Exercise:
Search the data for the word "amount" and copy every line where it occurs.
BEGIN Record excerpts
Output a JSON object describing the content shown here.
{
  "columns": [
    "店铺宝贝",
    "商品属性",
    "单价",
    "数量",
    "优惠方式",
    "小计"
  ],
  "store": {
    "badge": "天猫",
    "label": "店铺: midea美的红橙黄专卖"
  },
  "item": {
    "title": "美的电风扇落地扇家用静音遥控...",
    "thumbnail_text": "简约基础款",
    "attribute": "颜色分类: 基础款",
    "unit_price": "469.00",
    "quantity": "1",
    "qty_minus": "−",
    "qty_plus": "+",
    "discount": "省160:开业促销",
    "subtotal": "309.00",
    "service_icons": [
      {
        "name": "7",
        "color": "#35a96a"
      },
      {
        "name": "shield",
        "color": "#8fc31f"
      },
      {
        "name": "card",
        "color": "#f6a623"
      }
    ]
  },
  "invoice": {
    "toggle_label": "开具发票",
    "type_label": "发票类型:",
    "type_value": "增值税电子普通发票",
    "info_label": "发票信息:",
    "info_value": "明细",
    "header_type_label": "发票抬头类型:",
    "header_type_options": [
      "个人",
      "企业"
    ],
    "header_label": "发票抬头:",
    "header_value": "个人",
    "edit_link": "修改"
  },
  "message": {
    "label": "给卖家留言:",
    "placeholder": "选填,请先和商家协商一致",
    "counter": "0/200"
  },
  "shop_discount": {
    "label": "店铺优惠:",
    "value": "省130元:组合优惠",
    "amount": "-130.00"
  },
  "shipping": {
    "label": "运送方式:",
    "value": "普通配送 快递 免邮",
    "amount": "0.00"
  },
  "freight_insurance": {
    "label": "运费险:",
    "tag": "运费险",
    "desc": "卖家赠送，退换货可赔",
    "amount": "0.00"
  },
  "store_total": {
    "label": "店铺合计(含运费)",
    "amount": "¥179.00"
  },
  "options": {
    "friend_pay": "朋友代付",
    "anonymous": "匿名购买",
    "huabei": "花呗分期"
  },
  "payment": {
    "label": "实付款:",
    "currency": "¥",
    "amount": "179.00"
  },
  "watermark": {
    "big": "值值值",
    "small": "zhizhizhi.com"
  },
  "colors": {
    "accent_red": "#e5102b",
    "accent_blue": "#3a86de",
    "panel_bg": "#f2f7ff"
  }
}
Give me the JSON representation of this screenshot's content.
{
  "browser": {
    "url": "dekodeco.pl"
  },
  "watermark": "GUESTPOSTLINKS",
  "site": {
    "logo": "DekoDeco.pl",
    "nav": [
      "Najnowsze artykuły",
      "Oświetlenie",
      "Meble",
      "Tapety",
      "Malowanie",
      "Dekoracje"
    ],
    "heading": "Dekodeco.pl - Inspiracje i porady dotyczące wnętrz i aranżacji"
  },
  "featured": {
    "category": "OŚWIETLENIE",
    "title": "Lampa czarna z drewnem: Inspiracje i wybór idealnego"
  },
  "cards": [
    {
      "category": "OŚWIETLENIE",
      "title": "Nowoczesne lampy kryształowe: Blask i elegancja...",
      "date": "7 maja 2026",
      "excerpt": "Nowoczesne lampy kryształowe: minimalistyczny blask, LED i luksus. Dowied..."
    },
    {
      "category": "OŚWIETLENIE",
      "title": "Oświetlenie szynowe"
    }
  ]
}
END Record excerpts
Worked solution:
    "amount": "-130.00"
    "amount": "0.00"
    "amount": "0.00"
    "amount": "¥179.00"
    "amount": "179.00"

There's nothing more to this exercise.